As noted above, Cyber and Auto coverage usually rounds out the program, while other coverages like Employment Practices Liability or Directors & Officers coverage could be considered for more scaled up fleets.
- How do you think about the micromobility industry from the insurance point of view?
I think the industry is experiencing growing pains from the insurance perspective. It is a young industry, and insurers are usually hesitant to dive into that type of risk. A lack of loss history contributes to that hesitancy, while the lengthy amount of time for injury claims to develop fuels it. Ultimately, insurers want something like 10, 15, or 20 years of data to see how many claims they need to expect, who they come from, how long they take to play out, and ultimately what they cost. In such an early industry with such a legitimate risk of injury claims, this has caused inflated pricing due to lack of predictability.
But we understand the industry will not wait for insurance to come around, and as fleets will continue to break ground and grow. That is the idea behind Fleet Shield – address the current growing pains head on with a creative aggregated risk solution to keep costs in check and create scalability and sustainable operations. Not only do we see this as a more immediate solution, but also a longer term one as we believe the data and insights around losses/claims will only help the insurance industry as a whole to accelerate the predictability we are looking to achieve.
- What’s next for Founder Shield?
Big things! I am excited to say that Fleet Shield is live, in a limited capacity, but will be open in the next month. We are targeting 10 states to begin including NY, NC, TX, AZ, CO, NJ, FL, IL, CT, and CA. We expect availability in all 50 states and Canada in the future as well. Fleet Shield will offer $1M per occurrence, $5M aggregate coverage with options to increase the per occurrence limit as needed. This opens the door to more markets for smaller operators who might have higher than minimum requirements, while the cost is expected to start at 40%-50% of the cost of the current most competitive option in the market.

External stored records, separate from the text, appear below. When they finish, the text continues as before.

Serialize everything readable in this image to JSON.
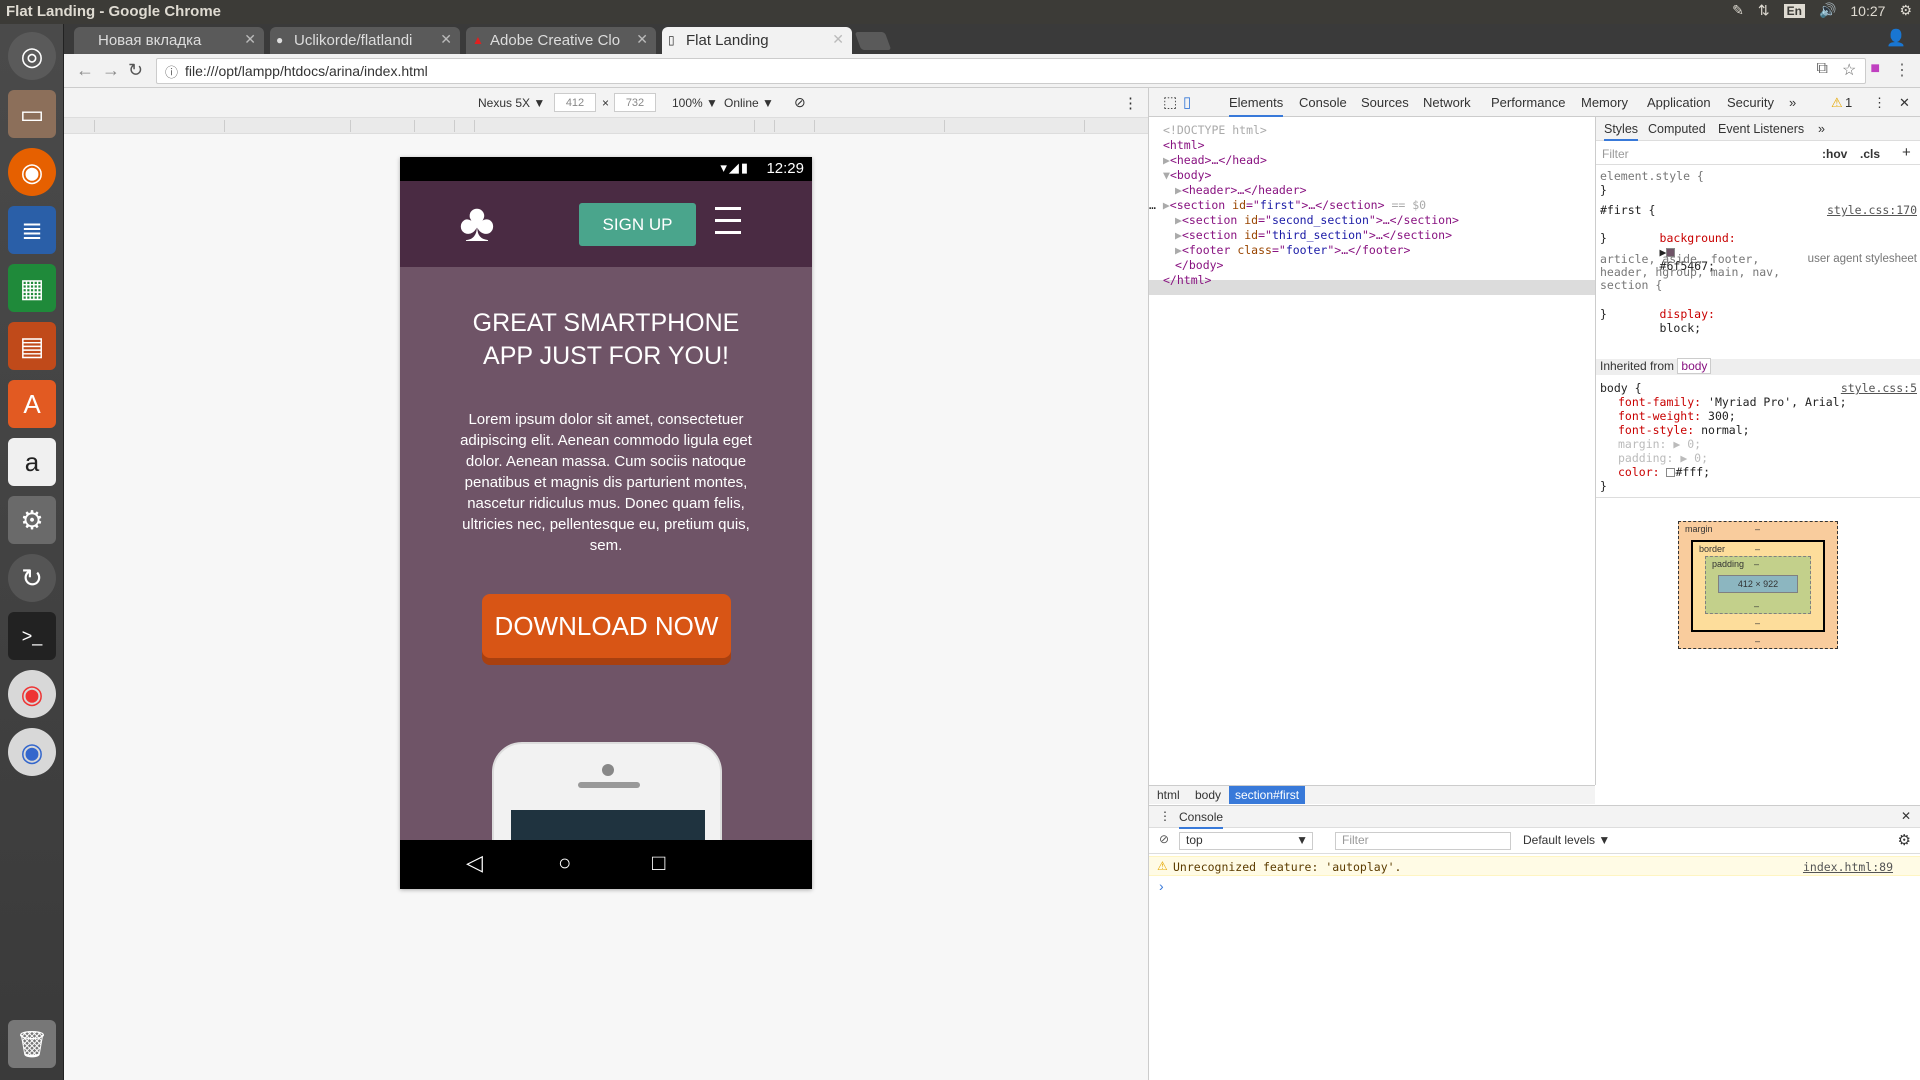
{
  "system": {
    "window_title": "Flat Landing - Google Chrome",
    "clock": "10:27",
    "keyboard_layout": "En"
  },
  "tabs": [
    {
      "label": "Новая вкладка"
    },
    {
      "label": "Uclikorde/flatlandi"
    },
    {
      "label": "Adobe Creative Clo"
    },
    {
      "label": "Flat Landing"
    }
  ],
  "address_bar": {
    "url": "file:///opt/lampp/htdocs/arina/index.html"
  },
  "device_toolbar": {
    "device": "Nexus 5X ▼",
    "width": "412",
    "times": "×",
    "height": "732",
    "zoom": "100% ▼",
    "network": "Online ▼"
  },
  "phone": {
    "time": "12:29",
    "signup_label": "SIGN UP",
    "hero_title_line1": "GREAT SMARTPHONE",
    "hero_title_line2": "APP JUST FOR YOU!",
    "hero_text": "Lorem ipsum dolor sit amet, consectetuer adipiscing elit. Aenean commodo ligula eget dolor. Aenean massa. Cum sociis natoque penatibus et magnis dis parturient montes, nascetur ridiculus mus. Donec quam felis, ultricies nec, pellentesque eu, pretium quis, sem.",
    "download_label": "DOWNLOAD NOW",
    "background_color": "#6f5467",
    "header_color": "#4a2b43",
    "signup_color": "#4aa58c",
    "download_color": "#d85515"
  },
  "devtools": {
    "tabs": [
      "Elements",
      "Console",
      "Sources",
      "Network",
      "Performance",
      "Memory",
      "Application",
      "Security",
      "»"
    ],
    "warning_count": "1",
    "elements": {
      "doctype": "<!DOCTYPE html>",
      "html_open": "<html>",
      "head": "<head>…</head>",
      "body_open": "<body>",
      "header": "<header>…</header>",
      "section_first_tag": "section",
      "section_first_id": "first",
      "section_first_suffix": "== $0",
      "section_second_id": "second_section",
      "section_third_id": "third_section",
      "footer_class": "footer",
      "body_close": "</body>",
      "html_close": "</html>"
    },
    "breadcrumbs": [
      "html",
      "body",
      "section#first"
    ],
    "styles_tabs": [
      "Styles",
      "Computed",
      "Event Listeners",
      "»"
    ],
    "filter_placeholder": "Filter",
    "hov": ":hov",
    "cls": ".cls",
    "rules": {
      "element_style": "element.style {",
      "first_selector": "#first {",
      "first_source": "style.css:170",
      "first_prop": "background:",
      "first_value": "#6f5467;",
      "first_swatch": "#6f5467",
      "ua_selectors": "article, aside, footer,\nheader, hgroup, main, nav,\nsection {",
      "ua_source": "user agent stylesheet",
      "ua_prop": "display:",
      "ua_value": "block;",
      "inherited_label": "Inherited from",
      "inherited_tag": "body",
      "body_selector": "body {",
      "body_source": "style.css:5",
      "body_props": [
        {
          "name": "font-family:",
          "value": "'Myriad Pro', Arial;"
        },
        {
          "name": "font-weight:",
          "value": "300;"
        },
        {
          "name": "font-style:",
          "value": "normal;"
        },
        {
          "name": "margin:",
          "value": "▶ 0;"
        },
        {
          "name": "padding:",
          "value": "▶ 0;"
        },
        {
          "name": "color:",
          "value": "#fff;"
        }
      ]
    },
    "box_model": {
      "margin_label": "margin",
      "border_label": "border",
      "padding_label": "padding",
      "content": "412 × 922",
      "dash": "–"
    },
    "console": {
      "title": "Console",
      "context": "top",
      "filter_placeholder": "Filter",
      "levels": "Default levels ▼",
      "warning": "Unrecognized feature: 'autoplay'.",
      "warning_source": "index.html:89",
      "prompt": "›"
    }
  }
}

If you are an early stage fleet operator, or thinking about starting one, please reach out! We are excited to make our solution available, and look forward to being a part of our industry’s continued growth.